What are Opiods used for and examples?
- Relieve pain
- Examples: Morphine, Meperidine (Demerol)
What are Histamine Receptor Antagonists used for and examples?
- Decrease acid secretions
- Examples: Cimetidine (Tagamet), Famotidine (Pepcid)
What are antiemetics used for and examples?
- Increase gastric emptying (nausea and vomiting)
- Examples: Metoclopramide (Reglan), Ondansetron (Zofran)
What are anticholinergics used for and examples?
- Decrease oral and respiratory secretions
- Examples: Atropine, Scopolamine
What are antibiotics used for and examples?
- Decrease risk for infection
- Examples: Ancef
Why is it important to teach your patient?

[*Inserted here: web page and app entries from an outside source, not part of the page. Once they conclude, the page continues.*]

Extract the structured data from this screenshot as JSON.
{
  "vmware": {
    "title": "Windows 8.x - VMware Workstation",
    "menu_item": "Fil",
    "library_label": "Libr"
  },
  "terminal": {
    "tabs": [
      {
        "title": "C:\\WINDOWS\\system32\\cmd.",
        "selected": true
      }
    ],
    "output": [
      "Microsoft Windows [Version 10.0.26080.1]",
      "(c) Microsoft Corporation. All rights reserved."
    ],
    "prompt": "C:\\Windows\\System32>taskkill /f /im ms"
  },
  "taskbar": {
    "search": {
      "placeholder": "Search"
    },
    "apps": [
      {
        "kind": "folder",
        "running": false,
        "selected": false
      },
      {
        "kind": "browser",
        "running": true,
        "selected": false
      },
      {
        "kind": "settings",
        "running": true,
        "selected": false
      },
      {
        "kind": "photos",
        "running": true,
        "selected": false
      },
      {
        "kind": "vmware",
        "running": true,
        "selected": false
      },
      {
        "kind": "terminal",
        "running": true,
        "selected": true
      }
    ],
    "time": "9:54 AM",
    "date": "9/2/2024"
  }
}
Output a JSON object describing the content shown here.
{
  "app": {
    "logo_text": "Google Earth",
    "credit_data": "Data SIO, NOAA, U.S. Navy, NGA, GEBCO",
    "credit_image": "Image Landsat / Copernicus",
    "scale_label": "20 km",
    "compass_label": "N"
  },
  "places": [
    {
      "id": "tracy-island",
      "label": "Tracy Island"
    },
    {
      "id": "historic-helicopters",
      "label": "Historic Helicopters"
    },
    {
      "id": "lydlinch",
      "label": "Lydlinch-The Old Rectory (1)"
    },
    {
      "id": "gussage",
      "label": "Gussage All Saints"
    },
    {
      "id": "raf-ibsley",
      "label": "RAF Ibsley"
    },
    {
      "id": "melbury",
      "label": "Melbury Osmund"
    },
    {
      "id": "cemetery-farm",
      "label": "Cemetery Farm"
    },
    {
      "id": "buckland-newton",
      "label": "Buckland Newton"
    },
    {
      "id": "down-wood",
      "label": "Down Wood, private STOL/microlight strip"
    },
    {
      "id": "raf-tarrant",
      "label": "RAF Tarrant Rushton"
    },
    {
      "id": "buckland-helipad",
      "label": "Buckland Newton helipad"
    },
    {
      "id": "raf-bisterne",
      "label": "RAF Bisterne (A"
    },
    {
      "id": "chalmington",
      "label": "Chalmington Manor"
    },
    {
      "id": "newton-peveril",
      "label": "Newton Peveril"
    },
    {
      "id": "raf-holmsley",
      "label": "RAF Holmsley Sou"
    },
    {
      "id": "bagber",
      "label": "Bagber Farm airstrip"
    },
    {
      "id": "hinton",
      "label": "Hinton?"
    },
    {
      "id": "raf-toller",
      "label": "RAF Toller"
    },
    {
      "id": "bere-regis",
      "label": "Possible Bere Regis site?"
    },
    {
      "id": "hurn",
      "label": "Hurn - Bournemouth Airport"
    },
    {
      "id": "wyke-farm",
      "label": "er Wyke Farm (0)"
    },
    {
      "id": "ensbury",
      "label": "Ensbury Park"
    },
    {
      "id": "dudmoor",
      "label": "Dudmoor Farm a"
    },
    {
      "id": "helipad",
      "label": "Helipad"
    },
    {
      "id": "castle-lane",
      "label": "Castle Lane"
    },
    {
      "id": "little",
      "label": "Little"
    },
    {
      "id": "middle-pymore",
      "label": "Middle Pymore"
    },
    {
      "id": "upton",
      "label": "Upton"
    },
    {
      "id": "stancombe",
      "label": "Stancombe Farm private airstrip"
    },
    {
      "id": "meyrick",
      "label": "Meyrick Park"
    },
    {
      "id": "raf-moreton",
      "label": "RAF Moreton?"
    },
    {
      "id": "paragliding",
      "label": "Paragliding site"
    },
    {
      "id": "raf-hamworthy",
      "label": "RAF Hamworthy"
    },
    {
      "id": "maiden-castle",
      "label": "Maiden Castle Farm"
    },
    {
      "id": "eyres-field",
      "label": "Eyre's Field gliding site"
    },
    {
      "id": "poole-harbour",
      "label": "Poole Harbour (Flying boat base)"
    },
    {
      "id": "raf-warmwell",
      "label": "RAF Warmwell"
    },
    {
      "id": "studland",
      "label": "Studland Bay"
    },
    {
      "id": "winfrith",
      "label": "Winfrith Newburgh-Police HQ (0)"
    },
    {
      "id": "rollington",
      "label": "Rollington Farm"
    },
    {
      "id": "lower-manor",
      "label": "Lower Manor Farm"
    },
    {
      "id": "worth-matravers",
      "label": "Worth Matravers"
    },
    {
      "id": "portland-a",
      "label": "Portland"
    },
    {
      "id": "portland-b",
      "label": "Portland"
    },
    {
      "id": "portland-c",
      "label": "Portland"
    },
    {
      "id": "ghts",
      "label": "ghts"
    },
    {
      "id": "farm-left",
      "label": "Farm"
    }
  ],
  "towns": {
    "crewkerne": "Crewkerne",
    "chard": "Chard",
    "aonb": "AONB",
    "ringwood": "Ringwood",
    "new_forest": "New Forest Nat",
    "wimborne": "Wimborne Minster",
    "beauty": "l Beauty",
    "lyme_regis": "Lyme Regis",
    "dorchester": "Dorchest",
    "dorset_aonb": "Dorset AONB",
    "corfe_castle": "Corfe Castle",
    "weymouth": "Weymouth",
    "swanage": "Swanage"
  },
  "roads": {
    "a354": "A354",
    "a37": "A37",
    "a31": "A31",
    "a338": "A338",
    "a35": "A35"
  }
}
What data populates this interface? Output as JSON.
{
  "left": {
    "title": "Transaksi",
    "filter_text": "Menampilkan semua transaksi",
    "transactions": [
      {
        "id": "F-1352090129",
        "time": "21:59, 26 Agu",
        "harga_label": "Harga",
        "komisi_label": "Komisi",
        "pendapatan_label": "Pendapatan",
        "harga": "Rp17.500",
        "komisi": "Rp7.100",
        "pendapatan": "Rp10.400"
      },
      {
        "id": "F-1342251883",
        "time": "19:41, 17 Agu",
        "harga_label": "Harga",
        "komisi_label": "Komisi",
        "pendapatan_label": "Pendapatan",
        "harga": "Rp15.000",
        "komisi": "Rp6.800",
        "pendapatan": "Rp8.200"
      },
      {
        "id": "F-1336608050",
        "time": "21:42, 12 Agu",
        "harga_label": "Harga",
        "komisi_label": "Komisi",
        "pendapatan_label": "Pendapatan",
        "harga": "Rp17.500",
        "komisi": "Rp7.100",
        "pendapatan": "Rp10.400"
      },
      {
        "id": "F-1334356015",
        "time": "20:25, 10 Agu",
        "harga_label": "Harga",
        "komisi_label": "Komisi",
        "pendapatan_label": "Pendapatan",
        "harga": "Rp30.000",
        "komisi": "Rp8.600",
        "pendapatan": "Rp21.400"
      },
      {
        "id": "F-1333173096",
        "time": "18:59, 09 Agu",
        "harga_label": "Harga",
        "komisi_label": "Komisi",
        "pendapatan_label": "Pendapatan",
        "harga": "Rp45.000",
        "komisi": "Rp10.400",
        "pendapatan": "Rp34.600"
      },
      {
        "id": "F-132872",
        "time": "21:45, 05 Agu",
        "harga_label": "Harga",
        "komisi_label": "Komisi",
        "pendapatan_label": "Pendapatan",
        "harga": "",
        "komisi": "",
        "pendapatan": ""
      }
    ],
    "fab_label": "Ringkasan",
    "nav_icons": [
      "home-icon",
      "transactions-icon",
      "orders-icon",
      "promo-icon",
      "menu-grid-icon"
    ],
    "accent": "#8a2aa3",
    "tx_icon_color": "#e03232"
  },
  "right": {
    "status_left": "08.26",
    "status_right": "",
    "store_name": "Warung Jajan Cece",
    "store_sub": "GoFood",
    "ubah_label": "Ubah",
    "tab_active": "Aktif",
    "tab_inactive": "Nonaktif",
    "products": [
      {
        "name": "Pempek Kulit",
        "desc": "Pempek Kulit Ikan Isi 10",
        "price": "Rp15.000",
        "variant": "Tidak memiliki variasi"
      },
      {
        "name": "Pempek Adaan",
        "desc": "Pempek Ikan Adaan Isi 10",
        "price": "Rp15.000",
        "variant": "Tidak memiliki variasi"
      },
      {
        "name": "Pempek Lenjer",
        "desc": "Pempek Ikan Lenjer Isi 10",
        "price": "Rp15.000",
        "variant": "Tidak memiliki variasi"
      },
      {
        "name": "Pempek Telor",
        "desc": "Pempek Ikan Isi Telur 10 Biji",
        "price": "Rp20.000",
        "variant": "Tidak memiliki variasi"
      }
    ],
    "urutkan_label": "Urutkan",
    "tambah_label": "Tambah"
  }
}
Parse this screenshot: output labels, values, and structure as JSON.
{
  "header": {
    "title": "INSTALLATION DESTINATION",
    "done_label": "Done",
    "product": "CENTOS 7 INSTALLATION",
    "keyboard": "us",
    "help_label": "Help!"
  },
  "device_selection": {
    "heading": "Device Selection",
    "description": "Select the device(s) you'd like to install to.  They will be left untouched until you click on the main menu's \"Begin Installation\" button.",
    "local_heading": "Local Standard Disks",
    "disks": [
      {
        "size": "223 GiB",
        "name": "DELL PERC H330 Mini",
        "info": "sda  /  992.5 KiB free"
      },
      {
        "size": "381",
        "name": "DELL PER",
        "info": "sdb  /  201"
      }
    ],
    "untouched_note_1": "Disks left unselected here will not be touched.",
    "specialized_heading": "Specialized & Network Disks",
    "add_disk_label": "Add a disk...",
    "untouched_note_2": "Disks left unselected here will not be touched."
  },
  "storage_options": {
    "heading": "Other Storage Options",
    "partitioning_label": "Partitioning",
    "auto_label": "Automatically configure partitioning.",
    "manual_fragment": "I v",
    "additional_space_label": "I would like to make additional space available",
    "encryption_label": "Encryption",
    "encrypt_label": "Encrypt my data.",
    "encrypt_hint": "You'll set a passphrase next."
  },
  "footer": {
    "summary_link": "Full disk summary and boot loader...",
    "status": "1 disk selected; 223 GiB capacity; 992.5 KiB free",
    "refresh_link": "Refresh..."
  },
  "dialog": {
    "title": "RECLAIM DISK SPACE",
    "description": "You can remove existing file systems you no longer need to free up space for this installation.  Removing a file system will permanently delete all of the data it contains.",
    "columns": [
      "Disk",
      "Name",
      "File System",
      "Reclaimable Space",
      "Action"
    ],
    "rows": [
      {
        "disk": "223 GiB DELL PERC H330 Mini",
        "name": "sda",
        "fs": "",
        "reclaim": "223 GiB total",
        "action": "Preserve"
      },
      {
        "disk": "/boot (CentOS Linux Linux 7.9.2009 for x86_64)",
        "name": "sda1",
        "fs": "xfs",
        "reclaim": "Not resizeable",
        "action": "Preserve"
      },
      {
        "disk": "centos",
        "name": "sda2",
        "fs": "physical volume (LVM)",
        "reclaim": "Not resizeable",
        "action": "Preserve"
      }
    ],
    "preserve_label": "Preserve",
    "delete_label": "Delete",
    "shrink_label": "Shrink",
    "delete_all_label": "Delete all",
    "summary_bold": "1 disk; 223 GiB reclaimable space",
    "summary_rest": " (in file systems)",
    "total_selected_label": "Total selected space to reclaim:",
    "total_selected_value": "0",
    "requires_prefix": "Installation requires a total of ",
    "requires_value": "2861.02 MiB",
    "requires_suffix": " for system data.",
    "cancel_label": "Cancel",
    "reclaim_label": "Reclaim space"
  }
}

- Decreases complications
- Increases client satisfaction
- Decreases length of stay
- Promotes psychological well-being
What are the key things to teach the patient?
- Not to eat anything past midnight
- No fluids 2 hours before
- No meat or fried foods 8 hours before
- Light meal up to 6 hours before
- Which meds to take and not to take morning of surgery
- Any procedures to do at home to prep
When is the best time to teach postoperative activities to the client?
Before leaving the room
What are the activites for postoperative are needed to be taught to the client?
- Turning in bed & sitting up in bed (every 2 hours)
- Coughing & Deep breathing (every 2 hours)
- Incentive Spirometer (10 x evry hour)
- Leg exercises-ankle rotation, dorsiflexion/plantar flexion, flexing/extending kness, raising/lowering leg (repeat 10-12 x every 1-2 hours)
What are guidelines to prevent surigcal site infection?
- Do not remove hair unless it will interfere with the operation and remove it using only electric clippers if possible
- Administer prophylactic antibiotics
- Maintain glucose control for major cardiac patients
- DVT prophylaxis
What is the time frame for administering prophylactic antibiotics?
- 1 hour before surgical incision
- 2 hours before surgical incision if giving vancomycin and fluoroquinolones
- may need to redose for longer surgeries
- discontinued within 24 hours after surgery end time (48 hours for cardiac patients)
What are the postoperative phases?
- Immediate postanesthesia recovery- time client leaves OR until they get back on floor
- Early recovery- time client is released from PACU until going home
- Convalescent Phase - when client goes home
What are the 5 W's of common causes of postoperative fever?
- Wonder drugs or "What did we do?" or "Wonder Why"
What are some expected outcomes for a patient in early postoperative recovery?
- breath sounds clear bilaterally
- VS remain WNL
- Pain <4
- Fluid balanced as evidence by Is/Os
- Normal BS
- Incision well approximated
- Client reports understanding of post op teaching